[INPUT RECORDS]

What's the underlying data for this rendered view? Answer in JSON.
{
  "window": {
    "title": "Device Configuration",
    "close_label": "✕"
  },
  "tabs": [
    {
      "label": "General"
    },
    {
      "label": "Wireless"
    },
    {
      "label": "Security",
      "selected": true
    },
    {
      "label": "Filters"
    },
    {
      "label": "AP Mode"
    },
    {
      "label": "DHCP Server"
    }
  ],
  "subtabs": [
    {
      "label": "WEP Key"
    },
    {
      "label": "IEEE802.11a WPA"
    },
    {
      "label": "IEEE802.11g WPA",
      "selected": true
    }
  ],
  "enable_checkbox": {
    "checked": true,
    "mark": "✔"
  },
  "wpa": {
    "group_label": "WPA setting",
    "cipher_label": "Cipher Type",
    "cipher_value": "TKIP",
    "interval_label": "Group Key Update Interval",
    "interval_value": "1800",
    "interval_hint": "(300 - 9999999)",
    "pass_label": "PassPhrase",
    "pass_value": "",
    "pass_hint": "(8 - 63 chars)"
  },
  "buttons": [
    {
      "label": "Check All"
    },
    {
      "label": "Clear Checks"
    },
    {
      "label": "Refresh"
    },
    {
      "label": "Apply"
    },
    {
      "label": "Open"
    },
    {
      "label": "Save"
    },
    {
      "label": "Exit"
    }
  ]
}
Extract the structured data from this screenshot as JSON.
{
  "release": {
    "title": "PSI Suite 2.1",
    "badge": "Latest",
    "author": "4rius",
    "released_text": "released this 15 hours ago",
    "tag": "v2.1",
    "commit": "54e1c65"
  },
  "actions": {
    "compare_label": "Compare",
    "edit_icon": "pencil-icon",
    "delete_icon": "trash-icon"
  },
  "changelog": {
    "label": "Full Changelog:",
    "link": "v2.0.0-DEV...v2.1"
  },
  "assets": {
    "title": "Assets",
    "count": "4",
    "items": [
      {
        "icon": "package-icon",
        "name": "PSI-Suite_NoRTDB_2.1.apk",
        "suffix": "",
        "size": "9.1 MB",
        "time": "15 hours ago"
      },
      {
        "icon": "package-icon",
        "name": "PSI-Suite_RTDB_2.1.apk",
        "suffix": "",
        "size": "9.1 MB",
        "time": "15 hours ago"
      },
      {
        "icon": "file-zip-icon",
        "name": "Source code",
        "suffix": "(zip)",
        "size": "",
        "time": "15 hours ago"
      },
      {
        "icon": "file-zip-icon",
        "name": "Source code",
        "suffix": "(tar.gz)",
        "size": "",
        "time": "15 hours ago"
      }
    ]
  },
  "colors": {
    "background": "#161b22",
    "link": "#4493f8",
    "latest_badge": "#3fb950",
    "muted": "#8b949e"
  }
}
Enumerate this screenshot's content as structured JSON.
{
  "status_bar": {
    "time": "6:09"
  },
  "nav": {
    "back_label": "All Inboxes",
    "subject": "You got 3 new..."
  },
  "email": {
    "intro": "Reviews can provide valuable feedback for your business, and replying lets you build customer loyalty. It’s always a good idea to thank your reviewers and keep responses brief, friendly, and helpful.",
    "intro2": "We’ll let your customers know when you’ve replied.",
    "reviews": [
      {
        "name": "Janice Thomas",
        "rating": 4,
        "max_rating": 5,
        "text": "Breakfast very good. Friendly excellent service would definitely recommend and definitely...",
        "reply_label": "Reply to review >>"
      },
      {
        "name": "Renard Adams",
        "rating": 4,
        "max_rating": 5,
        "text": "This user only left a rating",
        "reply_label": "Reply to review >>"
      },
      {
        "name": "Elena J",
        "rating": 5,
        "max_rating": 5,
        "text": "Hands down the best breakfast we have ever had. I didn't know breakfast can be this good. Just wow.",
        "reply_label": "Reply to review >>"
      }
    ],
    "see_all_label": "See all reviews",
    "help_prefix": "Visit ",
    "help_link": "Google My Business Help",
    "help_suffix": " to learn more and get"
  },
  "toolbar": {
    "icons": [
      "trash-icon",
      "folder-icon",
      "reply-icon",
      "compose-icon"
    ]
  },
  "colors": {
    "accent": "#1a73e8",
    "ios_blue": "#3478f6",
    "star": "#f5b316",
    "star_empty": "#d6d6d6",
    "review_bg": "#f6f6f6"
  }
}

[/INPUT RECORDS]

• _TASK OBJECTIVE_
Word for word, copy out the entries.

• _EXERCISE RESPONSE_
What's the underlying data for this rendered view? Answer in JSON.
{
  "window": {
    "title": "Device Configuration",
    "close_label": "✕"
  },
  "tabs": [
    {
      "label": "General"
    },
    {
      "label": "Wireless"
    },
    {
      "label": "Security",
      "selected": true
    },
    {
      "label": "Filters"
    },
    {
      "label": "AP Mode"
    },
    {
      "label": "DHCP Server"
    }
  ],
  "subtabs": [
    {
      "label": "WEP Key"
    },
    {
      "label": "IEEE802.11a WPA"
    },
    {
      "label": "IEEE802.11g WPA",
      "selected": true
    }
  ],
  "enable_checkbox": {
    "checked": true,
    "mark": "✔"
  },
  "wpa": {
    "group_label": "WPA setting",
    "cipher_label": "Cipher Type",
    "cipher_value": "TKIP",
    "interval_label": "Group Key Update Interval",
    "interval_value": "1800",
    "interval_hint": "(300 - 9999999)",
    "pass_label": "PassPhrase",
    "pass_value": "",
    "pass_hint": "(8 - 63 chars)"
  },
  "buttons": [
    {
      "label": "Check All"
    },
    {
      "label": "Clear Checks"
    },
    {
      "label": "Refresh"
    },
    {
      "label": "Apply"
    },
    {
      "label": "Open"
    },
    {
      "label": "Save"
    },
    {
      "label": "Exit"
    }
  ]
}
Extract the structured data from this screenshot as JSON.
{
  "release": {
    "title": "PSI Suite 2.1",
    "badge": "Latest",
    "author": "4rius",
    "released_text": "released this 15 hours ago",
    "tag": "v2.1",
    "commit": "54e1c65"
  },
  "actions": {
    "compare_label": "Compare",
    "edit_icon": "pencil-icon",
    "delete_icon": "trash-icon"
  },
  "changelog": {
    "label": "Full Changelog:",
    "link": "v2.0.0-DEV...v2.1"
  },
  "assets": {
    "title": "Assets",
    "count": "4",
    "items": [
      {
        "icon": "package-icon",
        "name": "PSI-Suite_NoRTDB_2.1.apk",
        "suffix": "",
        "size": "9.1 MB",
        "time": "15 hours ago"
      },
      {
        "icon": "package-icon",
        "name": "PSI-Suite_RTDB_2.1.apk",
        "suffix": "",
        "size": "9.1 MB",
        "time": "15 hours ago"
      },
      {
        "icon": "file-zip-icon",
        "name": "Source code",
        "suffix": "(zip)",
        "size": "",
        "time": "15 hours ago"
      },
      {
        "icon": "file-zip-icon",
        "name": "Source code",
        "suffix": "(tar.gz)",
        "size": "",
        "time": "15 hours ago"
      }
    ]
  },
  "colors": {
    "background": "#161b22",
    "link": "#4493f8",
    "latest_badge": "#3fb950",
    "muted": "#8b949e"
  }
}
Enumerate this screenshot's content as structured JSON.
{
  "status_bar": {
    "time": "6:09"
  },
  "nav": {
    "back_label": "All Inboxes",
    "subject": "You got 3 new..."
  },
  "email": {
    "intro": "Reviews can provide valuable feedback for your business, and replying lets you build customer loyalty. It’s always a good idea to thank your reviewers and keep responses brief, friendly, and helpful.",
    "intro2": "We’ll let your customers know when you’ve replied.",
    "reviews": [
      {
        "name": "Janice Thomas",
        "rating": 4,
        "max_rating": 5,
        "text": "Breakfast very good. Friendly excellent service would definitely recommend and definitely...",
        "reply_label": "Reply to review >>"
      },
      {
        "name": "Renard Adams",
        "rating": 4,
        "max_rating": 5,
        "text": "This user only left a rating",
        "reply_label": "Reply to review >>"
      },
      {
        "name": "Elena J",
        "rating": 5,
        "max_rating": 5,
        "text": "Hands down the best breakfast we have ever had. I didn't know breakfast can be this good. Just wow.",
        "reply_label": "Reply to review >>"
      }
    ],
    "see_all_label": "See all reviews",
    "help_prefix": "Visit ",
    "help_link": "Google My Business Help",
    "help_suffix": " to learn more and get"
  },
  "toolbar": {
    "icons": [
      "trash-icon",
      "folder-icon",
      "reply-icon",
      "compose-icon"
    ]
  },
  "colors": {
    "accent": "#1a73e8",
    "ios_blue": "#3478f6",
    "star": "#f5b316",
    "star_empty": "#d6d6d6",
    "review_bg": "#f6f6f6"
  }
}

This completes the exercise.